Data records for software interfaces
Content starts

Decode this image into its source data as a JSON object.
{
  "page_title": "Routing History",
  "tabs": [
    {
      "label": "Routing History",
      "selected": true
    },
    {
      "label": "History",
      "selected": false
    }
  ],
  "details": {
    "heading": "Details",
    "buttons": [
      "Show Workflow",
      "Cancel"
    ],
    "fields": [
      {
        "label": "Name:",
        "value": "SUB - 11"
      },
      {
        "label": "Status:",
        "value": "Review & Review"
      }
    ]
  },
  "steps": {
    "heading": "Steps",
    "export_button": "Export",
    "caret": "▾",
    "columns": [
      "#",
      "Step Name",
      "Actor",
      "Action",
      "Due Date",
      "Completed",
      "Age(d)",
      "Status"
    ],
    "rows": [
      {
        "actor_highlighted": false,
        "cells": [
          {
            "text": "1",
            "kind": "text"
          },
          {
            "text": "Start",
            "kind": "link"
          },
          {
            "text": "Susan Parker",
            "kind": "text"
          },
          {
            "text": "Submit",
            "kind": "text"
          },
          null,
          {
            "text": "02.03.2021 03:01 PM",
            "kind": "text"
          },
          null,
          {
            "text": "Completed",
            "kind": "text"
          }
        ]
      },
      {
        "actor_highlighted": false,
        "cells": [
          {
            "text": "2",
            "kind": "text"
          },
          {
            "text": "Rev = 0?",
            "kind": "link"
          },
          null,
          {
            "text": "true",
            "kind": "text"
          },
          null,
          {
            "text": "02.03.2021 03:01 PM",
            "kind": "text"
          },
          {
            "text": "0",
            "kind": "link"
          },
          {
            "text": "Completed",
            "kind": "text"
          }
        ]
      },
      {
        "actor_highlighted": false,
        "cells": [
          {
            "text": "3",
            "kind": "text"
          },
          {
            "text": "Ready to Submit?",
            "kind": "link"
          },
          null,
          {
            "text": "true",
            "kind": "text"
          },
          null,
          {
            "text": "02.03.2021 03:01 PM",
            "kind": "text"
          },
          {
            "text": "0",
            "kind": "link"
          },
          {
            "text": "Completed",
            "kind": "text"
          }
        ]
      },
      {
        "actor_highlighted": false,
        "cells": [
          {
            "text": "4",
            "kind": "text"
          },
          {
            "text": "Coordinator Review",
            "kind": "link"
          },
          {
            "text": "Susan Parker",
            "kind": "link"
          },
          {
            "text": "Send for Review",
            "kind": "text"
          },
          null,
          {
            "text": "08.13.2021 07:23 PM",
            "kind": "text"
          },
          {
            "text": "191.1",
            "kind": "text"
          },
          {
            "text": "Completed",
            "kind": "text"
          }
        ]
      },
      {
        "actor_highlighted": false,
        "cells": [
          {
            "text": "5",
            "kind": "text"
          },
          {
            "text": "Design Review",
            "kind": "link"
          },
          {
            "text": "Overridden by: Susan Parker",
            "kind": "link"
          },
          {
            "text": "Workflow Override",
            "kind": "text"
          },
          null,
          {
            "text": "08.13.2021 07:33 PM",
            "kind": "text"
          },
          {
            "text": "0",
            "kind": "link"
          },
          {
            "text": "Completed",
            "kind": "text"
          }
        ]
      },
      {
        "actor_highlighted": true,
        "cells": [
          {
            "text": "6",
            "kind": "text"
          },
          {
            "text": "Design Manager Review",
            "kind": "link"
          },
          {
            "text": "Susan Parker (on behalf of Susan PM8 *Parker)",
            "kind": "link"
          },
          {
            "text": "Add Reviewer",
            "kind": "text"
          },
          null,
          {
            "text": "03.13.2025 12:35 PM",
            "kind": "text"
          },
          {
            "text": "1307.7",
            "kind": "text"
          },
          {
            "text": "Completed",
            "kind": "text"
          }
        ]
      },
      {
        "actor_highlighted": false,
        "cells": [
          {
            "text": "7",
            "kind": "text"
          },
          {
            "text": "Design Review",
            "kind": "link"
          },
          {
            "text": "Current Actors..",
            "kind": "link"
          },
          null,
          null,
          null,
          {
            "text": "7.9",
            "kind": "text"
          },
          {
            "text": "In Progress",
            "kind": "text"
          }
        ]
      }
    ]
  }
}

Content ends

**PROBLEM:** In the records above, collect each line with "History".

**SOLUTION:**
  "page_title": "Routing History",
      "label": "Routing History",
      "label": "History",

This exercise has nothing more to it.